##### DATASET CONTENT

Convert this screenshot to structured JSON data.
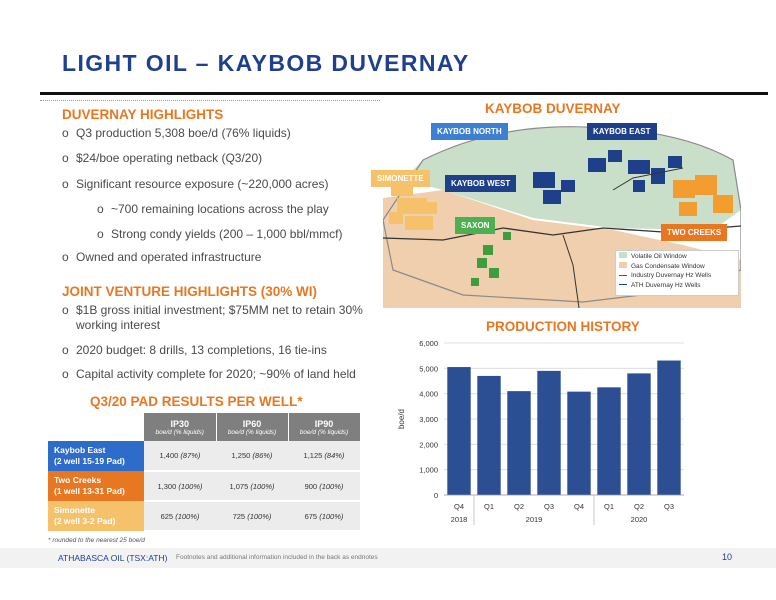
{
  "title": "LIGHT OIL – KAYBOB DUVERNAY",
  "highlights": {
    "heading": "DUVERNAY HIGHLIGHTS",
    "bullets": [
      "Q3 production 5,308 boe/d (76% liquids)",
      "$24/boe operating netback (Q3/20)",
      "Significant resource exposure (~220,000 acres)",
      "~700 remaining locations across the play",
      "Strong condy yields (200 – 1,000 bbl/mmcf)",
      "Owned and operated infrastructure"
    ]
  },
  "jv": {
    "heading": "JOINT VENTURE HIGHLIGHTS (30% WI)",
    "bullet1_line1": "$1B gross initial investment; $75MM net to retain 30%",
    "bullet1_line2": "working interest",
    "bullets": [
      "2020 budget: 8 drills, 13 completions, 16 tie-ins",
      "Capital activity complete for 2020; ~90% of land held"
    ]
  },
  "pad_results": {
    "heading": "Q3/20 PAD RESULTS PER WELL*",
    "headers": [
      {
        "label": "IP30",
        "sub": "boe/d (% liquids)"
      },
      {
        "label": "IP60",
        "sub": "boe/d (% liquids)"
      },
      {
        "label": "IP90",
        "sub": "boe/d (% liquids)"
      }
    ],
    "rows": [
      {
        "name1": "Kaybob East",
        "name2": "(2 well 15-19 Pad)",
        "color": "#2e6cc9",
        "v": [
          "1,400",
          "1,250",
          "1,125"
        ],
        "p": [
          "(87%)",
          "(86%)",
          "(84%)"
        ]
      },
      {
        "name1": "Two Creeks",
        "name2": "(1 well 13-31 Pad)",
        "color": "#e87722",
        "v": [
          "1,300",
          "1,075",
          "900"
        ],
        "p": [
          "(100%)",
          "(100%)",
          "(100%)"
        ]
      },
      {
        "name1": "Simonette",
        "name2": "(2 well 3-2 Pad)",
        "color": "#f5c26b",
        "v": [
          "625",
          "725",
          "675"
        ],
        "p": [
          "(100%)",
          "(100%)",
          "(100%)"
        ]
      }
    ],
    "footnote": "* rounded to the nearest 25 boe/d"
  },
  "map": {
    "heading": "KAYBOB DUVERNAY",
    "labels": {
      "kaybob_north": "KAYBOB NORTH",
      "kaybob_east": "KAYBOB EAST",
      "simonette": "SIMONETTE",
      "kaybob_west": "KAYBOB WEST",
      "saxon": "SAXON",
      "two_creeks": "TWO CREEKS"
    },
    "legend": [
      "Volatile Oil Window",
      "Gas Condensate Window",
      "Industry Duvernay Hz Wells",
      "ATH Duvernay Hz Wells"
    ],
    "colors": {
      "volatile": "#c9dfc9",
      "condensate": "#f0cfae",
      "kaybob_north": "#3d7fd1",
      "kaybob_east": "#1e3f8a",
      "simonette": "#f5c26b",
      "kaybob_west": "#1e3f8a",
      "saxon": "#4caf50",
      "two_creeks": "#e87722"
    }
  },
  "chart_data": {
    "type": "bar",
    "title": "PRODUCTION HISTORY",
    "ylabel": "boe/d",
    "ylim": [
      0,
      6000
    ],
    "yticks": [
      "0",
      "1,000",
      "2,000",
      "3,000",
      "4,000",
      "5,000",
      "6,000"
    ],
    "categories": [
      "Q4",
      "Q1",
      "Q2",
      "Q3",
      "Q4",
      "Q1",
      "Q2",
      "Q3"
    ],
    "values": [
      5050,
      4700,
      4100,
      4900,
      4080,
      4250,
      4800,
      5308
    ],
    "year_labels": [
      "2018",
      "2019",
      "2020"
    ],
    "bar_color": "#2c4f94",
    "grid": true
  },
  "footer": {
    "company": "ATHABASCA OIL (TSX:ATH)",
    "note": "Footnotes and additional information included in the back as endnotes",
    "page": "10"
  }
}
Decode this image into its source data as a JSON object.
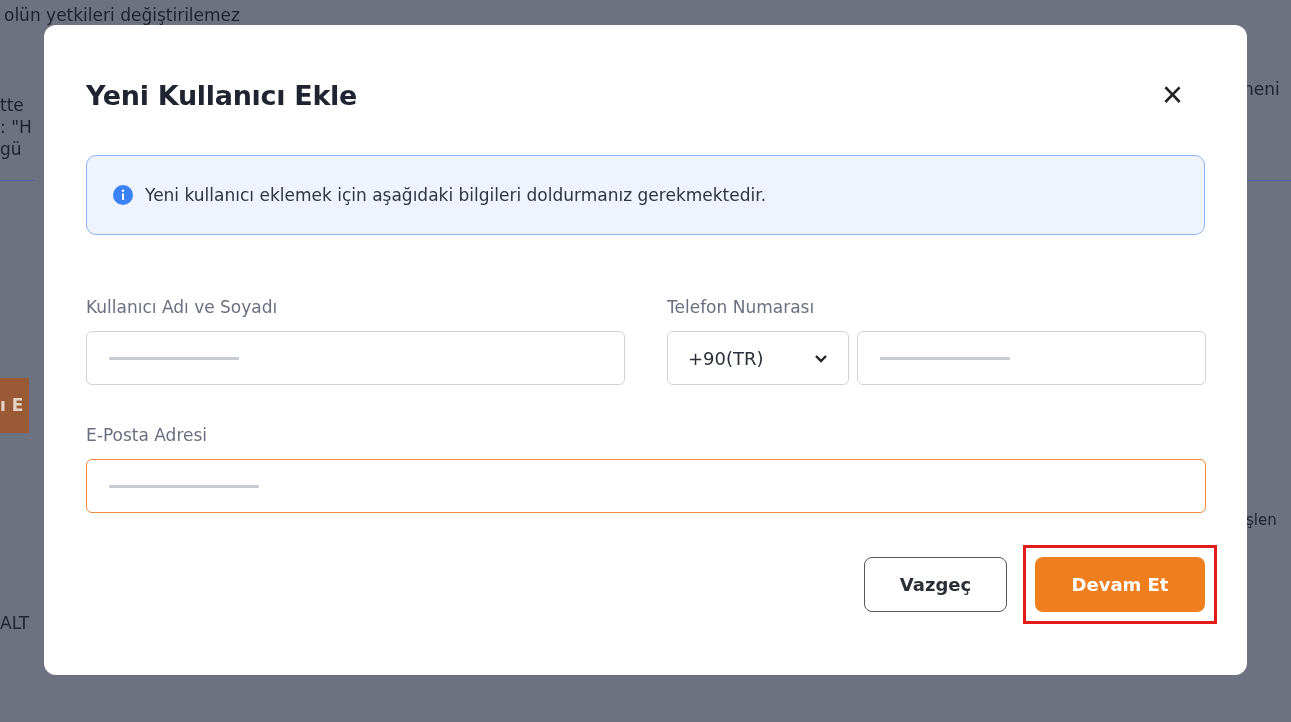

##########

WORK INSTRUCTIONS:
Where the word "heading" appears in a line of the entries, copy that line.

RESPONSE:
    "heading": "DUVERNAY HIGHLIGHTS",
    "heading": "JOINT VENTURE HIGHLIGHTS (30% WI)",
    "heading": "Q3/20 PAD RESULTS PER WELL*",
    "heading": "KAYBOB DUVERNAY",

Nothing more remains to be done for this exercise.